*** Begin section ***

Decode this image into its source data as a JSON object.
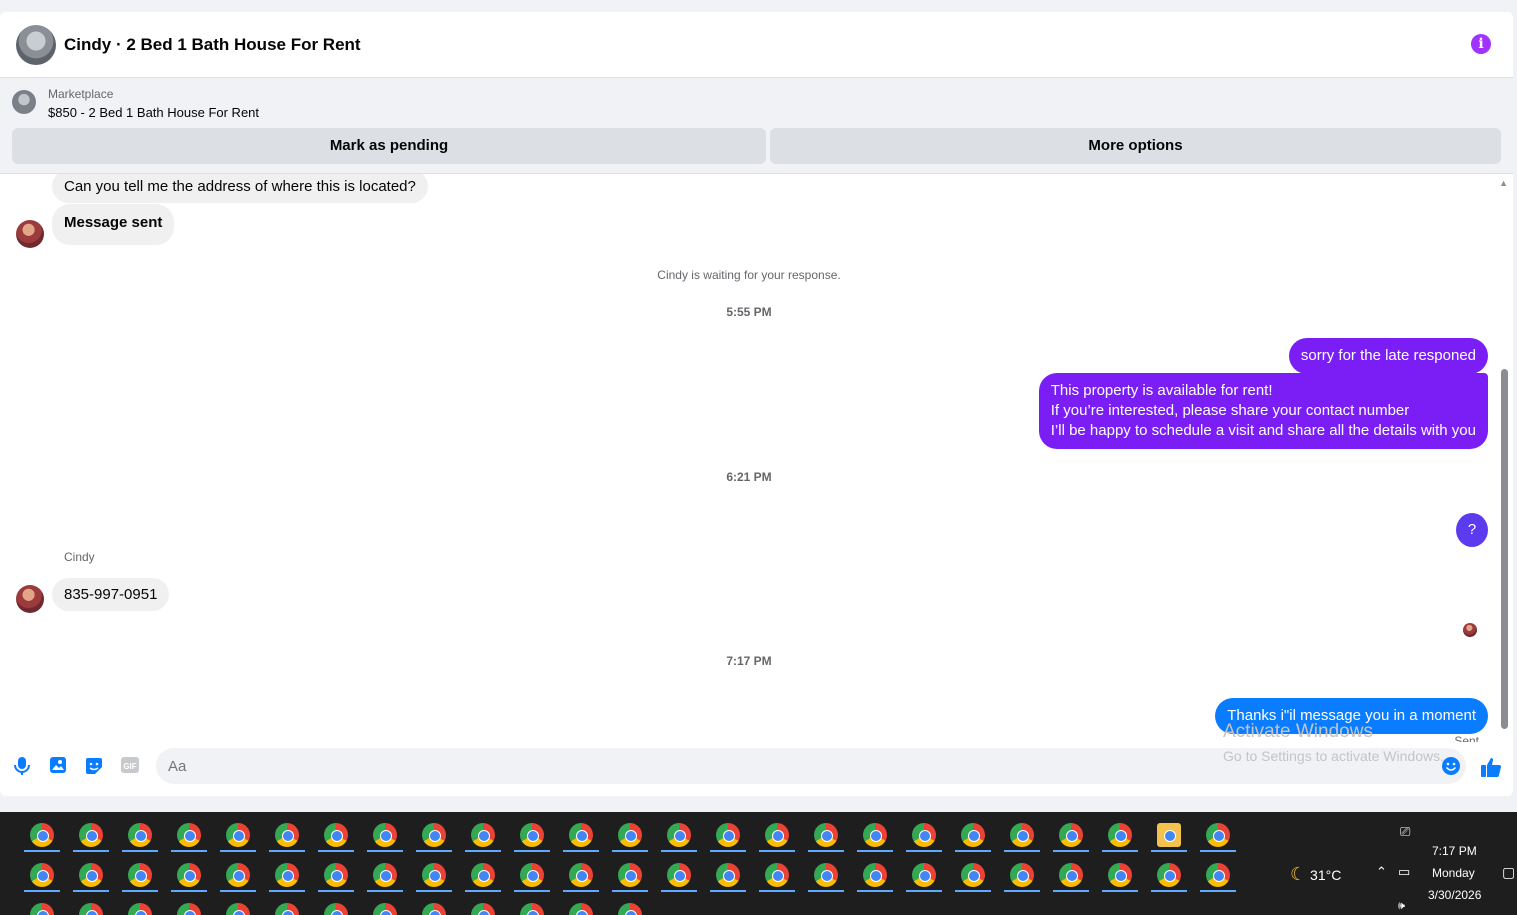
{
  "header": {
    "title": "Cindy · 2 Bed 1 Bath House For Rent",
    "info_glyph": "i"
  },
  "marketplace": {
    "label": "Marketplace",
    "item": "$850 - 2 Bed 1 Bath House For Rent",
    "pending_label": "Mark as pending",
    "more_label": "More options"
  },
  "messages": {
    "in1": "Can you tell me the address of where this is located?",
    "in2": "Message sent",
    "waiting_note": "Cindy is waiting for your response.",
    "time1": "5:55 PM",
    "out1": "sorry for the late responed",
    "out2_line1": "This property is available for rent!",
    "out2_line2": "If you’re interested, please share your contact number",
    "out2_line3": "I’ll be happy to schedule a visit and share all the details with you",
    "time2": "6:21 PM",
    "out3": "?",
    "sender_name": "Cindy",
    "in3": "835-997-0951",
    "time3": "7:17 PM",
    "out4": "Thanks i\"il message you in a moment",
    "status": "Sent"
  },
  "composer": {
    "placeholder": "Aa"
  },
  "watermark": {
    "line1": "Activate Windows",
    "line2": "Go to Settings to activate Windows."
  },
  "taskbar": {
    "temperature": "31°C",
    "time": "7:17 PM",
    "day": "Monday",
    "date": "3/30/2026"
  },
  "colors": {
    "accent_purple": "#a033ff",
    "bubble_purple": "#7a1ef5",
    "bubble_violet": "#5c3bef",
    "bubble_blue": "#0a7cff"
  },
  "icons": [
    "info-icon",
    "mic-icon",
    "image-icon",
    "sticker-icon",
    "gif-icon",
    "emoji-icon",
    "like-icon",
    "chrome-icon",
    "folder-icon",
    "moon-icon",
    "chevron-up-icon",
    "network-icon",
    "speaker-icon",
    "notification-icon"
  ]
}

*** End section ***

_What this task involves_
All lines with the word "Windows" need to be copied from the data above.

_Answer_
    "line1": "Activate Windows",
    "line2": "Go to Settings to activate Windows."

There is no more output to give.